After hiking Hone Quarry Falls, Andy and I returned last spring to hike another trail in the area. This one, Hone Quarry Ridge — which, as I’ve written before, is one of the least used trails in George Washington National Forest.
- Five mile loop hike
- A small 1,480-foot elevation gain
- Level Three of Five difficulty
The hike was set to be easy and essentially an excuse for us to stroll through the forest . . .
At times, grass was so plush that it covered the path as we walked the yellow blaze Big Hollow Trail. Then it would give way to bright green moss that stretched to our sides, covering the ground in green. Meanwhile, the sun was bright and threw warm rays onto our shoulders before canopy shadows shaded us once more . . .
The ferns seemed to appreciate the indirect sun too — They stretched beside the trail full and thick, as did the new growth . . .
and I have to admit — Seeing young green life gives me more hope in our world than any other.
The mountain laurel and other flowers were in full bloom also, so of course I had to stop to see them . . .
Soon our trail turned to the Hone Quarry Mountain trail and we began to ascend the mountain . . .
Here, a mini view before a teasing overlook named Abbie Point . . .
There was another smaller lookout ahead but for the most part, nature grew to cover the view, which in truth is fine by me.
Continuing on though, the true treat: wild lady slipper orchids . . .
A five-mile hike never feels long enough in some sense — I long to walk further and have more distance, always. However, shorter hikes take the pressure off returning before dark — When there is a shorter distance, there is more time to sit or wander and truly absorb nature . . . so that is what we did.
We ambled by the slow-moving stream, we meandered past the forest flowers, and we paused in the flashes of sunlight . . .

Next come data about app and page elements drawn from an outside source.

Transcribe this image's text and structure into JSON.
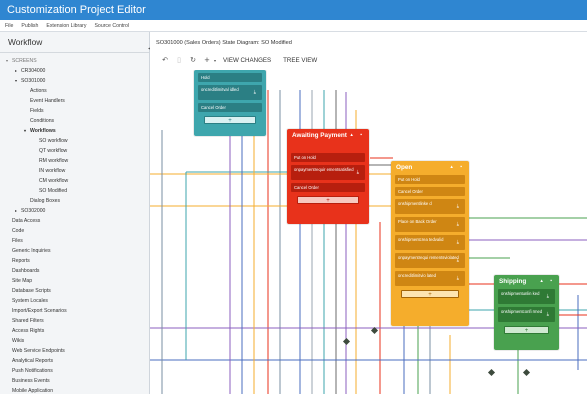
{
  "app": {
    "title": "Customization Project Editor"
  },
  "menu": [
    "File",
    "Publish",
    "Extension Library",
    "Source Control"
  ],
  "sidebar": {
    "title": "Workflow",
    "collapse_icon": "chevron-left-icon",
    "tree": [
      {
        "label": "SCREENS",
        "level": 0,
        "toggle": "▾",
        "header": true
      },
      {
        "label": "CR304000",
        "level": 1,
        "toggle": "▸"
      },
      {
        "label": "SO301000",
        "level": 1,
        "toggle": "▾"
      },
      {
        "label": "Actions",
        "level": 2,
        "toggle": ""
      },
      {
        "label": "Event Handlers",
        "level": 2,
        "toggle": ""
      },
      {
        "label": "Fields",
        "level": 2,
        "toggle": ""
      },
      {
        "label": "Conditions",
        "level": 2,
        "toggle": ""
      },
      {
        "label": "Workflows",
        "level": 2,
        "toggle": "▾",
        "bold": true
      },
      {
        "label": "SO workflow",
        "level": 3,
        "toggle": ""
      },
      {
        "label": "QT workflow",
        "level": 3,
        "toggle": ""
      },
      {
        "label": "RM workflow",
        "level": 3,
        "toggle": ""
      },
      {
        "label": "IN workflow",
        "level": 3,
        "toggle": ""
      },
      {
        "label": "CM workflow",
        "level": 3,
        "toggle": ""
      },
      {
        "label": "SO Modified",
        "level": 3,
        "toggle": ""
      },
      {
        "label": "Dialog Boxes",
        "level": 2,
        "toggle": ""
      },
      {
        "label": "SO302000",
        "level": 1,
        "toggle": "▸"
      },
      {
        "label": "Data Access",
        "level": 0,
        "toggle": ""
      },
      {
        "label": "Code",
        "level": 0,
        "toggle": ""
      },
      {
        "label": "Files",
        "level": 0,
        "toggle": ""
      },
      {
        "label": "Generic Inquiries",
        "level": 0,
        "toggle": ""
      },
      {
        "label": "Reports",
        "level": 0,
        "toggle": ""
      },
      {
        "label": "Dashboards",
        "level": 0,
        "toggle": ""
      },
      {
        "label": "Site Map",
        "level": 0,
        "toggle": ""
      },
      {
        "label": "Database Scripts",
        "level": 0,
        "toggle": ""
      },
      {
        "label": "System Locales",
        "level": 0,
        "toggle": ""
      },
      {
        "label": "Import/Export Scenarios",
        "level": 0,
        "toggle": ""
      },
      {
        "label": "Shared Filters",
        "level": 0,
        "toggle": ""
      },
      {
        "label": "Access Rights",
        "level": 0,
        "toggle": ""
      },
      {
        "label": "Wikis",
        "level": 0,
        "toggle": ""
      },
      {
        "label": "Web Service Endpoints",
        "level": 0,
        "toggle": ""
      },
      {
        "label": "Analytical Reports",
        "level": 0,
        "toggle": ""
      },
      {
        "label": "Push Notifications",
        "level": 0,
        "toggle": ""
      },
      {
        "label": "Business Events",
        "level": 0,
        "toggle": ""
      },
      {
        "label": "Mobile Application",
        "level": 0,
        "toggle": ""
      }
    ]
  },
  "main": {
    "breadcrumb": "SO301000 (Sales Orders) State Diagram: SO Modified",
    "toolbar": {
      "undo_icon": "undo-icon",
      "delete_icon": "trash-icon",
      "refresh_icon": "refresh-icon",
      "add_icon": "plus-icon",
      "view_changes": "VIEW CHANGES",
      "tree_view": "TREE VIEW"
    }
  },
  "diagram": {
    "states": [
      {
        "id": "hold",
        "title": "",
        "color": "teal",
        "actions": [
          "Hold",
          "oncreditlimitval idled",
          "Cancel Order"
        ]
      },
      {
        "id": "awaiting",
        "title": "Awaiting Payment",
        "color": "red",
        "actions": [
          "Put on Hold",
          "onpaymentrequir ementsatisfied",
          "Cancel Order"
        ]
      },
      {
        "id": "open",
        "title": "Open",
        "color": "orange",
        "actions": [
          "Put on Hold",
          "Cancel Order",
          "onshipmentlinke d",
          "Place on Back Order",
          "onshipmentcrea tedvalid",
          "onpaymentrequi rementsviolated",
          "oncreditlimitvio lated"
        ]
      },
      {
        "id": "shipping",
        "title": "Shipping",
        "color": "green",
        "actions": [
          "onshipmentunlin ked",
          "onshipmentconfi rmed"
        ]
      }
    ],
    "colors": {
      "teal": "#3ea6ad",
      "red": "#e8321b",
      "orange": "#f5ad2c",
      "green": "#49a14f"
    }
  }
}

Nature is beautiful — There is no better way to say it as words will never properly capture the feeling nor charm that exists here. Therefore, even though the distance covered was small and the vista not grand, that sensation of being in a forest — well, that is sensation I chase. That is the sensation I seek.